→ THE INPUT

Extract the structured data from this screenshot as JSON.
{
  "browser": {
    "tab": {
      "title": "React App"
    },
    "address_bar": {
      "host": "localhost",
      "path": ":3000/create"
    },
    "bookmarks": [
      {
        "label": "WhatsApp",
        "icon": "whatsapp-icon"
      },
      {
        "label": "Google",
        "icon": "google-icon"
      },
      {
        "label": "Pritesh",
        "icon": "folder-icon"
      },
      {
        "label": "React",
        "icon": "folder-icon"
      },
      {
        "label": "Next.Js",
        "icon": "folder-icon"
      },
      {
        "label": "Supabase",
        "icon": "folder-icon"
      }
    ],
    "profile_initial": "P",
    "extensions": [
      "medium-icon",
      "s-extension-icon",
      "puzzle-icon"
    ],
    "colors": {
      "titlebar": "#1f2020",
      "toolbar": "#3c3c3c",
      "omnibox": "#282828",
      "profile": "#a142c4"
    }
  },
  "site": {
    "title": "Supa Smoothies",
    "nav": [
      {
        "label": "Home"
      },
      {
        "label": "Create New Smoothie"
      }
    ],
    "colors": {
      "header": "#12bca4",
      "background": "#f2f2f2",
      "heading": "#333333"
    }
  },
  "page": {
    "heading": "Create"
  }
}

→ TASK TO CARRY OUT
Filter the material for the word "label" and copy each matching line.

→ SOLVED EXERCISE
        "label": "WhatsApp",
        "label": "Google",
        "label": "Pritesh",
        "label": "React",
        "label": "Next.Js",
        "label": "Supabase",
        "label": "Home"
        "label": "Create New Smoothie"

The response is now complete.